Just over half of Americans who remain unvaccinated against Covid-19 still believe the vaccine is more dangerous than the coronavirus – despite overwhelming evidence to the contrary, according to a new survey published Wednesday.
Unvaccinated adults still also largely believe the news media have exaggerated the severity of the pandemic, and are less likely than vaccinated adults to wear a mask in public, according to the ongoing Kaiser Family Foundation survey.
The health-focused nonprofit group surveyed 1,500 US adults between July 15 and 27 for this chapter of its survey, and found little change among those with the most hardened attitudes about vaccination. About 14% of those surveyed say they will “definitely not” get vaccinated – the same proportion as in December.
“Among those who say they will ‘definitely not’ get a vaccine, 75% say the news is exaggerated. The sharply different views of the vaccinated and unvaccinated help to explain the contentiousness of ongoing policy debates about vaccine mandates,” KFF said in its report.
Only 23% of adults who have yet to get vaccinated say they believe vaccines are very or extremely effective at preventing death – despite strong evidence that they are.
“A narrow majority (53%) of unvaccinated adults believe the vaccine poses a bigger risk to their health than COVID-19 itself,” Kaiser said. “In contrast, an overwhelming majority (88%) of vaccinated adults say that getting infected with COVID-19 is a bigger risk to their health than the vaccine.”
“The increase in COVID-19 cases and news of the Delta variant spreading in the U.S. has made some people say they are more likely to wear a mask in public or avoid large gatherings, though this is mainly driven by vaccinated adults,” KFF said.
“Seeing their friends get sick and local hospitals fill up again with COVID patients may speed them along and add to their ranks,” KFF President and CEO Drew Altman said in a statement.
The survey found 57% unvaccinated people said news media have “generally exaggerated” the pandemic’s impact, while three-fourths of vaccinated adults say media have been “generally correct” (53%) or even “underestimated” its severity (24%).
Among vaccinated adults, 53% say they wear masks in grocery stores and other indoor places, compared to 44% of unvaccinated adults.
“These differences are to a large degree driven by unvaccinated Republicans. Majorities of Republicans say they ‘never’ wear a mask outdoors in crowded outdoor places, at work, or in a grocery store,” KFF said.
A quarter of unvaccinated people – 8% of all adults – say they are likely to get vaccinated by the end of the year.
But 10% of adults who remain unvaccinated say they want to “wait and see” how the vaccine works for other people before getting vaccinated. Another 3% say they will be immunized “only if required.” But that’s down from 6% in June.
The survey found people divided on whether the federal government should recommend employers require vaccines among their employees.
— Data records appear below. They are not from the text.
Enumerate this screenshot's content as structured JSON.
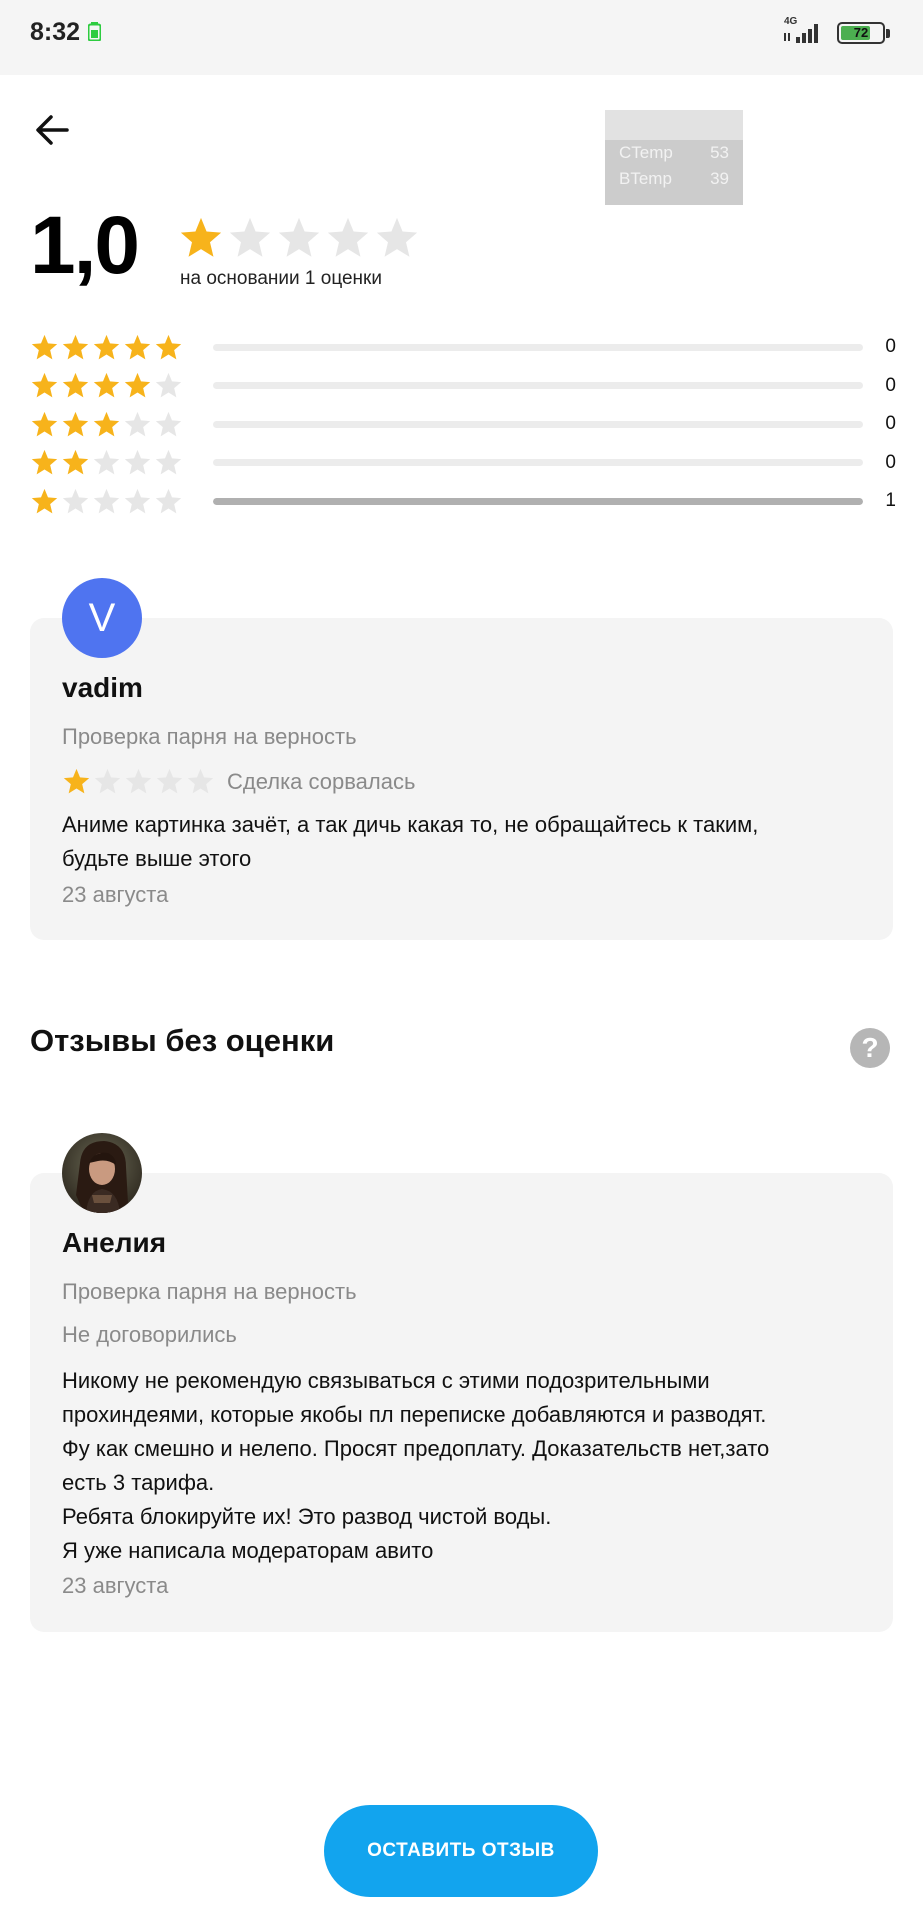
{
  "status_bar": {
    "time": "8:32",
    "network": "4G",
    "battery": "72",
    "battery_level": 0.72
  },
  "temp_overlay": {
    "rows": [
      {
        "label": "CTemp",
        "value": "53"
      },
      {
        "label": "BTemp",
        "value": "39"
      }
    ]
  },
  "summary": {
    "rating": "1,0",
    "stars_filled": 1,
    "caption": "на основании 1 оценки",
    "distribution": [
      {
        "stars": 5,
        "count": "0",
        "fraction": 0
      },
      {
        "stars": 4,
        "count": "0",
        "fraction": 0
      },
      {
        "stars": 3,
        "count": "0",
        "fraction": 0
      },
      {
        "stars": 2,
        "count": "0",
        "fraction": 0
      },
      {
        "stars": 1,
        "count": "1",
        "fraction": 1
      }
    ]
  },
  "reviews": [
    {
      "avatar_letter": "V",
      "name": "vadim",
      "service": "Проверка парня на верность",
      "stars": 1,
      "status": "Сделка сорвалась",
      "text": "Аниме картинка зачёт, а так дичь какая то, не обращайтесь к таким,\nбудьте выше этого",
      "date": "23 августа"
    }
  ],
  "unrated_section": {
    "title": "Отзывы без оценки",
    "help_icon": "?"
  },
  "unrated_reviews": [
    {
      "name": "Анелия",
      "service": "Проверка парня на верность",
      "status": "Не договорились",
      "text": "Никому не рекомендую связываться с этими подозрительными\nпрохиндеями, которые якобы пл переписке добавляются и разводят.\nФу как смешно и нелепо. Просят предоплату. Доказательств нет,зато\nесть 3 тарифа.\nРебята блокируйте их! Это развод чистой воды.\nЯ уже написала модераторам авито",
      "date": "23 августа"
    }
  ],
  "cta": {
    "label": "ОСТАВИТЬ ОТЗЫВ"
  },
  "colors": {
    "star_filled": "#f7b31b",
    "star_empty": "#e6e6e6",
    "accent": "#12a4ee",
    "avatar": "#4f74f0"
  }
}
Half said the federal government should recommend employers require staff to get the COVID-19 vaccine unless they have a medical exception.
Three quarters of Democrats support a mandate for federal employees, while two-thirds of Republicans oppose the idea.